PSALM bucks claims of Samar lawmaker

15 Oct 2010

The proceeds from the privatization of the power assets of the National Power Corporation have been used and continue to be used to settle the financial obligations of the government's generating firm as clearly stipulated in the provisions of the Electric Power Industry Reform Act (EPIRA).

This was again emphasized by the Power Sector Assets and Liabilities Management (PSALM) Corporation as it refuted the claims of Samar Representative Ben Evardone regarding PSALM's utilization of the privatization proceeds.

PSALM made it clear that the proceeds from the sale of the power assets were never spent for unscrupulous purposes as Rep. Evardone implied in his recent privilege speech and in his press statements. The power privatization agency branded the Samar representative's claims as inaccurate, unfair and untrue because they lacked the benefit of thorough verification and prudent study.

In his privilege speech, Rep. Evardone stated that PSALM has generated USD10.6 billion from privatization and USD2.8 billion in new loans for a total of USD13.4 billion. But it has paid only USD1.3 billion of National Power's debt. He asked where the USD12.1 billion went.

In presentations made to the House Committees on Energy and on Appropriations, PSALM explained that while it has generated USD10.6 billion from the privatization of government's power facilities, only USD4.67 billion has been collected as of 30 September 2010 because the remaining balance will be obtained through a deferred payment scheme. Of the USD4.67 billion collected so far, USD4.657 billion was used to service the debts of National Power, prepay maturing obligations, pay off independent power producer (IPP) obligations, and settle other privatization-related liabilities.

PSALM explained that the new loan amounting to USD2.8-billion referred to by Rep. Evardone was used to finance the operations of IPP plants still under contract with the government. PSALM also used the loan to procure fuel for the IPP plants and to settle other peso-denominated loans.

Because of the mismatch between the maturity profile of the obligations and the schedule of the privatization proceeds, PSALM needed to undertake refinancing to pay outstanding obligations. The obligations paid cover the principal payments and the interest where the bulk of the payment goes.

Rep. Evardone also questioned PSALM's Universal Charge (UC) application with the Energy Regulatory Commission (ERC) to recover PhP470 billion in stranded debts, saying it would be an additional burden to consumers in the form of higher electricity rates.

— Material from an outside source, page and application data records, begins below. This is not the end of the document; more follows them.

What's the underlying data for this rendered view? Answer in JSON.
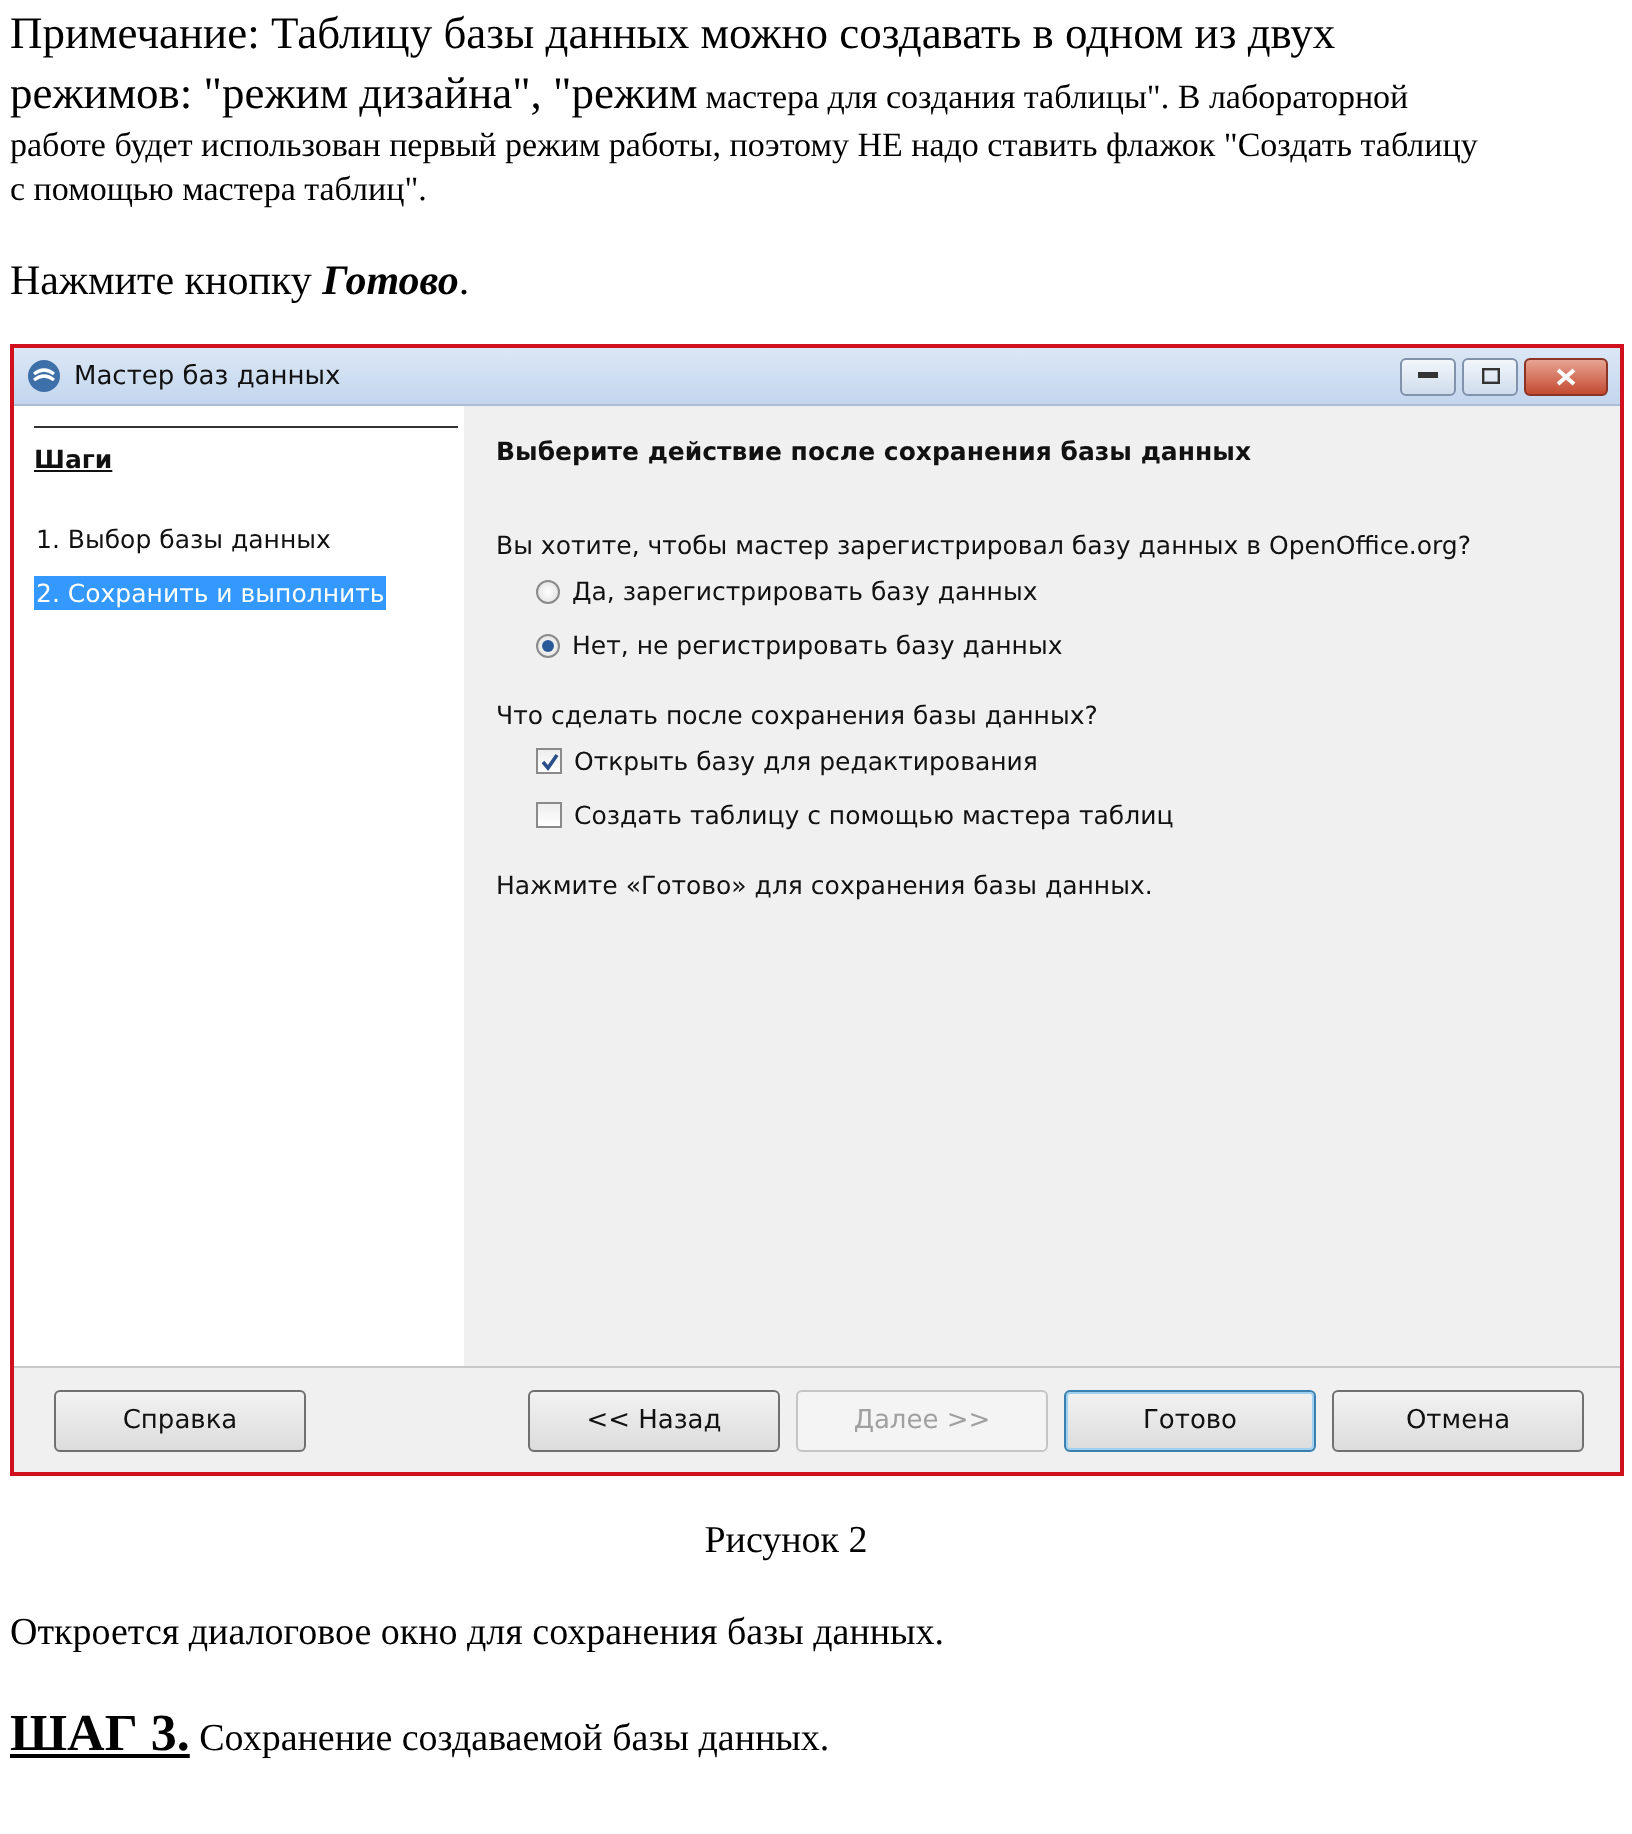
{
  "document_top": {
    "note_large": "Примечание: Таблицу базы данных можно создавать в одном из двух режимов: \"режим дизайна\", \"режим",
    "note_small": "мастера для создания таблицы\". В лабораторной работе будет использован первый режим работы, поэтому НЕ надо ставить флажок \"Создать таблицу с помощью мастера таблиц\".",
    "instruction": "Нажмите кнопку **Готово**."
  },
  "window": {
    "title": "Мастер баз данных"
  },
  "steps": {
    "heading": "Шаги",
    "items": [
      {
        "label": "1. Выбор базы данных",
        "selected": false
      },
      {
        "label": "2. Сохранить и выполнить",
        "selected": true
      }
    ]
  },
  "content": {
    "heading": "Выберите действие после сохранения базы данных",
    "question_1": "Вы хотите, чтобы мастер зарегистрировал базу данных в OpenOffice.org?",
    "radios": [
      {
        "label": "Да, зарегистрировать базу данных",
        "selected": false
      },
      {
        "label": "Нет, не регистрировать базу данных",
        "selected": true
      }
    ],
    "question_2": "Что сделать после сохранения базы данных?",
    "checkboxes": [
      {
        "label": "Открыть базу для редактирования",
        "checked": true
      },
      {
        "label": "Создать таблицу с помощью мастера таблиц",
        "checked": false
      }
    ],
    "hint": "Нажмите «Готово» для сохранения базы данных."
  },
  "buttons": [
    {
      "label": "Справка",
      "disabled": false,
      "default": false
    },
    {
      "label": "<< Назад",
      "disabled": false,
      "default": false
    },
    {
      "label": "Далее >>",
      "disabled": true,
      "default": false
    },
    {
      "label": "Готово",
      "disabled": false,
      "default": true
    },
    {
      "label": "Отмена",
      "disabled": false,
      "default": false
    }
  ],
  "document_bottom": {
    "caption": "Рисунок 2",
    "paragraph": "Откроется диалоговое окно для сохранения базы данных.",
    "step_label": "ШАГ 3.",
    "step_text": "Сохранение создаваемой базы данных."
  }
}
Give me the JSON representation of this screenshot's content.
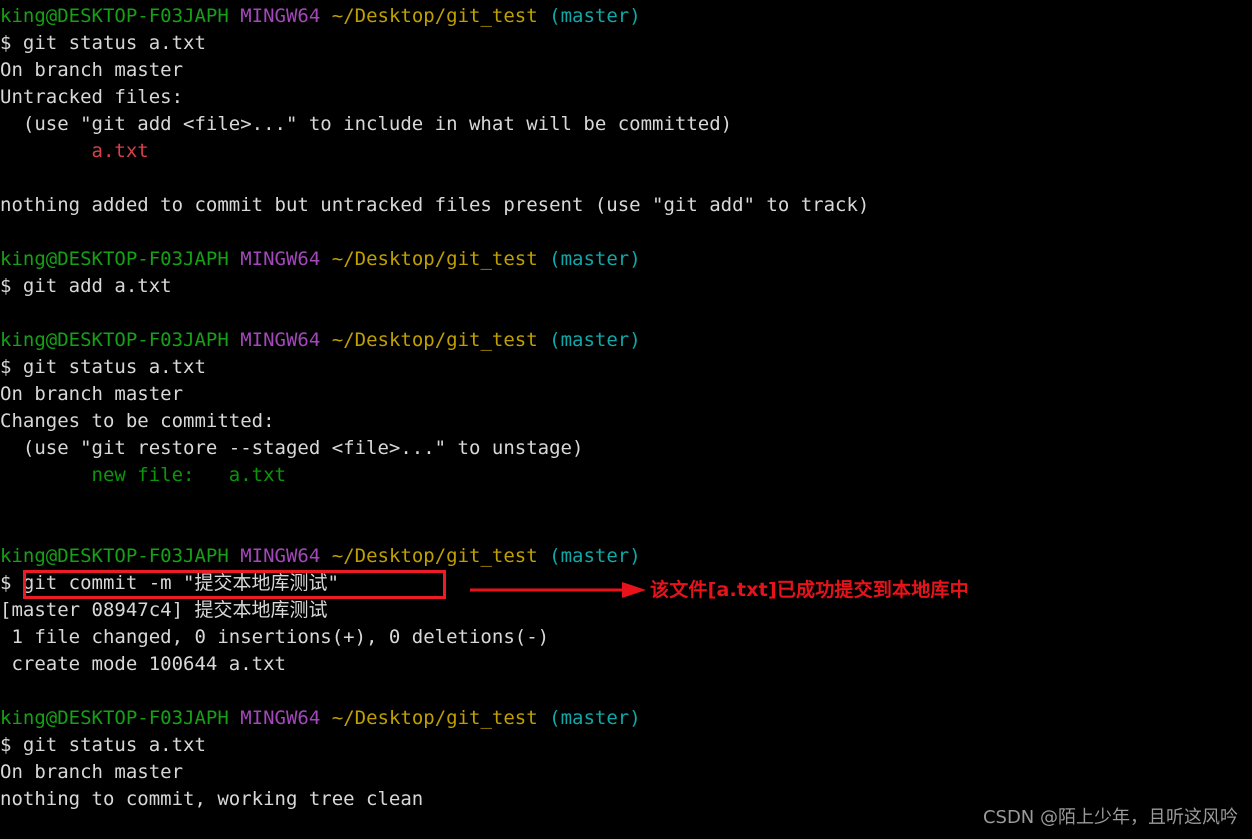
{
  "terminal": {
    "shell": "MINGW64",
    "user_host": "king@DESKTOP-F03JAPH",
    "path": "~/Desktop/git_test",
    "branch": "(master)",
    "prompt_symbol": "$",
    "colors": {
      "background": "#000000",
      "foreground": "#d8d8d8",
      "user_host": "#16a016",
      "shell": "#a347ba",
      "path": "#c0a000",
      "branch": "#0fa8a8",
      "untracked_file": "#d6404c",
      "staged_file": "#089808",
      "annotation": "#e8131a"
    }
  },
  "blocks": [
    {
      "command": "git status a.txt",
      "output": [
        "On branch master",
        "Untracked files:",
        "  (use \"git add <file>...\" to include in what will be committed)",
        "        a.txt",
        "",
        "nothing added to commit but untracked files present (use \"git add\" to track)",
        ""
      ]
    },
    {
      "command": "git add a.txt",
      "output": [
        ""
      ]
    },
    {
      "command": "git status a.txt",
      "output": [
        "On branch master",
        "Changes to be committed:",
        "  (use \"git restore --staged <file>...\" to unstage)",
        "        new file:   a.txt",
        "",
        ""
      ]
    },
    {
      "command": "git commit -m \"提交本地库测试\"",
      "output": [
        "[master 08947c4] 提交本地库测试",
        " 1 file changed, 0 insertions(+), 0 deletions(-)",
        " create mode 100644 a.txt",
        ""
      ]
    },
    {
      "command": "git status a.txt",
      "output": [
        "On branch master",
        "nothing to commit, working tree clean"
      ]
    }
  ],
  "lines": [
    {
      "kind": "prompt"
    },
    {
      "kind": "command",
      "text": "git status a.txt"
    },
    {
      "kind": "out",
      "text": "On branch master"
    },
    {
      "kind": "out",
      "text": "Untracked files:"
    },
    {
      "kind": "out",
      "text": "  (use \"git add <file>...\" to include in what will be committed)"
    },
    {
      "kind": "out-untracked",
      "indent": "        ",
      "text": "a.txt"
    },
    {
      "kind": "blank"
    },
    {
      "kind": "out",
      "text": "nothing added to commit but untracked files present (use \"git add\" to track)"
    },
    {
      "kind": "blank"
    },
    {
      "kind": "prompt"
    },
    {
      "kind": "command",
      "text": "git add a.txt"
    },
    {
      "kind": "blank"
    },
    {
      "kind": "prompt"
    },
    {
      "kind": "command",
      "text": "git status a.txt"
    },
    {
      "kind": "out",
      "text": "On branch master"
    },
    {
      "kind": "out",
      "text": "Changes to be committed:"
    },
    {
      "kind": "out",
      "text": "  (use \"git restore --staged <file>...\" to unstage)"
    },
    {
      "kind": "out-staged",
      "indent": "        ",
      "text": "new file:   a.txt"
    },
    {
      "kind": "blank"
    },
    {
      "kind": "blank"
    },
    {
      "kind": "prompt"
    },
    {
      "kind": "command-boxed",
      "text": "git commit -m \"提交本地库测试\""
    },
    {
      "kind": "out-cjk",
      "text": "[master 08947c4] 提交本地库测试"
    },
    {
      "kind": "out",
      "text": " 1 file changed, 0 insertions(+), 0 deletions(-)"
    },
    {
      "kind": "out",
      "text": " create mode 100644 a.txt"
    },
    {
      "kind": "blank"
    },
    {
      "kind": "prompt"
    },
    {
      "kind": "command",
      "text": "git status a.txt"
    },
    {
      "kind": "out",
      "text": "On branch master"
    },
    {
      "kind": "out",
      "text": "nothing to commit, working tree clean"
    }
  ],
  "annotation": {
    "text": "该文件[a.txt]已成功提交到本地库中",
    "arrow_direction": "right"
  },
  "watermark": {
    "text": "CSDN @陌上少年，且听这风吟"
  }
}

He insinuated that the shortfall resulted from PSALM's incapability to prudently utilize the privatization proceeds.

PSALM has time and again made it clear that the PhP470 billion would be recovered in a span of 17 years through a levelized scheme to cushion the impact of any rate increase on consumers when the UC is finally collected. PSALM will also file petitions, as necessary, to adjust the UC depending on actual collection of privatization proceeds. PSALM pointed out that the UC for Stranded Debt is expressly provided under the EPIRA as Congress had anticipated that the power privatization proceeds would not be enough to fully cover the huge debts of National Power.

Dismissing the allegation that it has not been forthright about its finances, PSALM said it has presented the debt profile of National Power to the Department of Energy, the House Committees on Energy and Appropriations, and the ERC. PSALM is also providing additional information on National Power's debts to the House Committee on Energy. Notwithstanding these submissions to various agencies, PSALM said it can provide additional explanations to Rep. Evardone if the latter so requires.

PSALM stressed that it has always been transparent in discharging its liability management responsibilities and has, in fact, conducted expository presentations to the ERC to detail the collection and utilization of the privatization proceeds as part of its deliverables for its UC applications.

Corporate Communications Division
Tel. No. (632) 9029067